According to an ET report, the Supreme Court said that High Court had committed a “jurisdictional error” when it allowed the Government’s plea. The court said that in according to the Prodcution-Sharing contract, RIL and the Ministry of Petroleum had “consciously agreed" for arbitration in London to resolve any dispute.
The Court reportedly ruled that any final arbitral award would be open to challenge only in the English Courts. Also, the English court will have to apply substantive Indian arbitration laws and Indian public policy while settling the issue.
RIL and Enron Oil and Gas India (the predecessor to BG Exploration) and ONGC had entered into the contracts with the Government in 1994, for the exploration and production of petroleum, the contracts being valid for 25 years. At this time, foreign arbitral awards in India were regulated according to the Foreign Awards (Recognition and Enforcement) Act, 1961 and this Act didn’t contain any provision that could enable Indian courts to set aside foreign awards.
The operators had in June 2008 applied for increase in the cost recovery limit for Tapti field which was rejected by the Management Committee.
Directorate General of Hydrocarbon, the downstream regulator, made a case for decrease in the cost recovery limit. Reliance and BG disputed this taking the matter to the court.
Plus, there was a row over the price at which 10 per cent royalty is payable to the government. As per the production sharing contract royalty is payable at wellhead price of the gas. The companies calculated it by deducting the capital and operating costs relating to the transportation and processing of the gas. This scheme was however not accepted by the government, forcing RIL and BG to take the legal route.

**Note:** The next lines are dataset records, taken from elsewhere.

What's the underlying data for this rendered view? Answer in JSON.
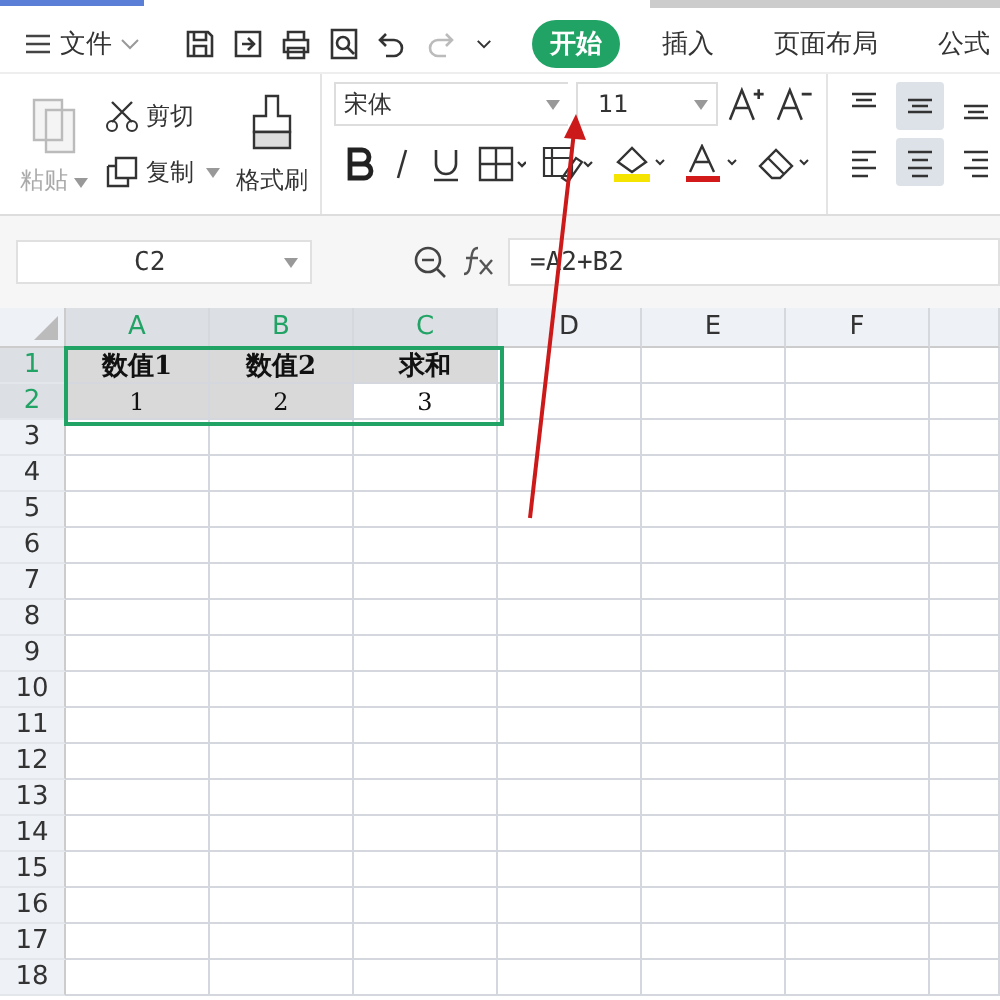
{
  "file_menu": {
    "label": "文件"
  },
  "quick_tools": [
    {
      "kind": "save",
      "disabled": false
    },
    {
      "kind": "export",
      "disabled": false
    },
    {
      "kind": "print",
      "disabled": false
    },
    {
      "kind": "preview",
      "disabled": false
    },
    {
      "kind": "undo",
      "disabled": false
    },
    {
      "kind": "redo",
      "disabled": true
    },
    {
      "kind": "more",
      "disabled": false
    }
  ],
  "tabs": [
    {
      "label": "开始",
      "selected": true
    },
    {
      "label": "插入",
      "selected": false
    },
    {
      "label": "页面布局",
      "selected": false
    },
    {
      "label": "公式",
      "selected": false
    }
  ],
  "ribbon": {
    "paste": {
      "label": "粘贴",
      "disabled": true
    },
    "cut": {
      "label": "剪切"
    },
    "copy": {
      "label": "复制"
    },
    "format_painter": {
      "label": "格式刷"
    },
    "font": {
      "value": "宋体"
    },
    "font_size": {
      "value": "11"
    },
    "align_buttons": [
      {
        "kind": "top",
        "selected": false
      },
      {
        "kind": "middle",
        "selected": true
      },
      {
        "kind": "bottom",
        "selected": false
      },
      {
        "kind": "left",
        "selected": false
      },
      {
        "kind": "center",
        "selected": true
      },
      {
        "kind": "right",
        "selected": false
      }
    ]
  },
  "formula_bar": {
    "name_box": "C2",
    "formula": "=A2+B2"
  },
  "grid": {
    "columns": [
      {
        "label": "A",
        "selected": true
      },
      {
        "label": "B",
        "selected": true
      },
      {
        "label": "C",
        "selected": true
      },
      {
        "label": "D",
        "selected": false
      },
      {
        "label": "E",
        "selected": false
      },
      {
        "label": "F",
        "selected": false
      }
    ],
    "rows": [
      {
        "label": "1",
        "selected": true,
        "cells": [
          {
            "text": "数值1",
            "bold": true,
            "shaded": true
          },
          {
            "text": "数值2",
            "bold": true,
            "shaded": true
          },
          {
            "text": "求和",
            "bold": true,
            "shaded": true
          }
        ]
      },
      {
        "label": "2",
        "selected": true,
        "cells": [
          {
            "text": "1",
            "bold": false,
            "shaded": true
          },
          {
            "text": "2",
            "bold": false,
            "shaded": true
          },
          {
            "text": "3",
            "bold": false,
            "shaded": false
          }
        ]
      },
      {
        "label": "3",
        "selected": false,
        "cells": []
      },
      {
        "label": "4",
        "selected": false,
        "cells": []
      },
      {
        "label": "5",
        "selected": false,
        "cells": []
      },
      {
        "label": "6",
        "selected": false,
        "cells": []
      },
      {
        "label": "7",
        "selected": false,
        "cells": []
      },
      {
        "label": "8",
        "selected": false,
        "cells": []
      },
      {
        "label": "9",
        "selected": false,
        "cells": []
      },
      {
        "label": "10",
        "selected": false,
        "cells": []
      },
      {
        "label": "11",
        "selected": false,
        "cells": []
      },
      {
        "label": "12",
        "selected": false,
        "cells": []
      },
      {
        "label": "13",
        "selected": false,
        "cells": []
      },
      {
        "label": "14",
        "selected": false,
        "cells": []
      },
      {
        "label": "15",
        "selected": false,
        "cells": []
      },
      {
        "label": "16",
        "selected": false,
        "cells": []
      },
      {
        "label": "17",
        "selected": false,
        "cells": []
      },
      {
        "label": "18",
        "selected": false,
        "cells": []
      }
    ]
  }
}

In 2011, the companies demanded engagement of an arbitrator for refund of royalties and cess paid to the Government,
The arbitration was challenged by the Government, through Ministry of Petroleum and Natural Gas, submitting that the matter should be settled in London. This step was taken due to disparity over system to estimate cost recovery. However, this was refused by the Government, after which the Court of Arbitration, Hague was approached.
The Government was directed by an international arbitrator in 2012 to reimburse the two companies with an amount of $ 11, 413,172 apart from additional cess recovered from them.
The arbitral tribunal comprising Christopher Lau SC, Justice B.P. Jeevan Reddy, former Judge of Supreme Court of India and Peter Leaver QC is hearing the matter.